[Work order]:
Copy each line in the data that includes the word "icon".

[Source data]:

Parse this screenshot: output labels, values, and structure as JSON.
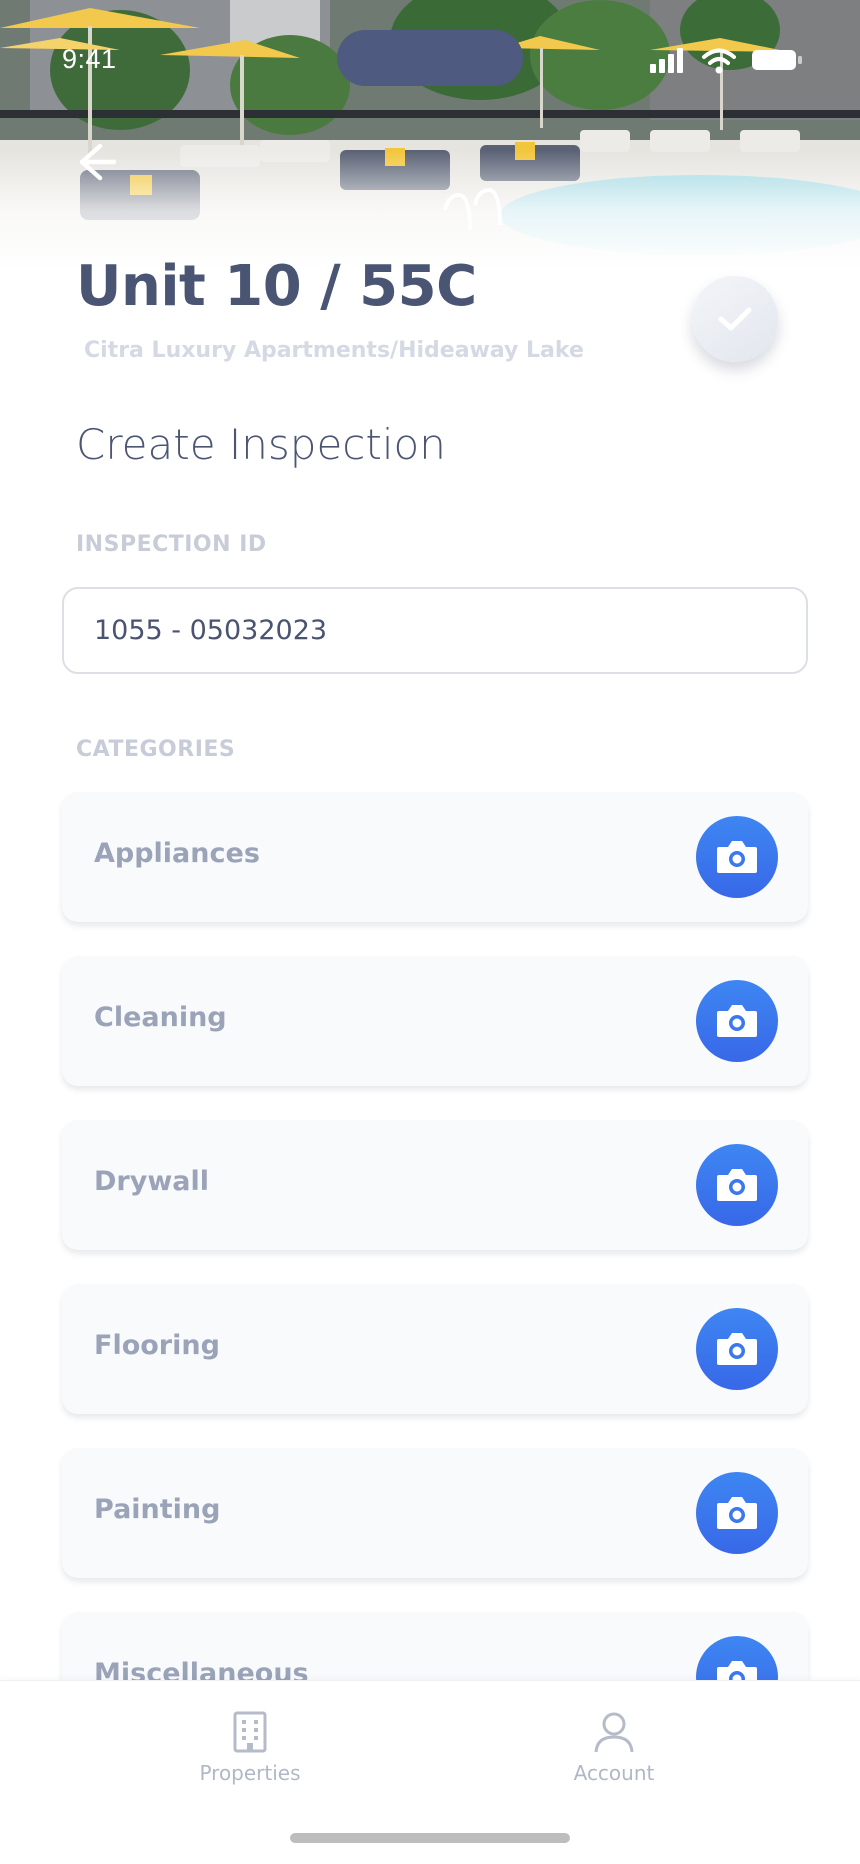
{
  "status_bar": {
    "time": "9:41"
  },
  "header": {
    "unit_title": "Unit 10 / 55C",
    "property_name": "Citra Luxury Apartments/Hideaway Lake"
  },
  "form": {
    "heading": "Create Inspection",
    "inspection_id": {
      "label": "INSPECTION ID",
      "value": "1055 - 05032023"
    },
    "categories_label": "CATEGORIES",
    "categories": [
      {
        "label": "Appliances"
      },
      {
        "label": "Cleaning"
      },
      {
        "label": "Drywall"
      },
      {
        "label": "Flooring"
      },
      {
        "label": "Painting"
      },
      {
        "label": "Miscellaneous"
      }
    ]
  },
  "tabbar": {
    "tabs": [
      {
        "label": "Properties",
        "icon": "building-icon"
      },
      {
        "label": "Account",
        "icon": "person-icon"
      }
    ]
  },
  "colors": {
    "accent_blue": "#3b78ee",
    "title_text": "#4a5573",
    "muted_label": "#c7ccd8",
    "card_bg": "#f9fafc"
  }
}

[Exercise result]:
        "icon": "building-icon"
        "icon": "person-icon"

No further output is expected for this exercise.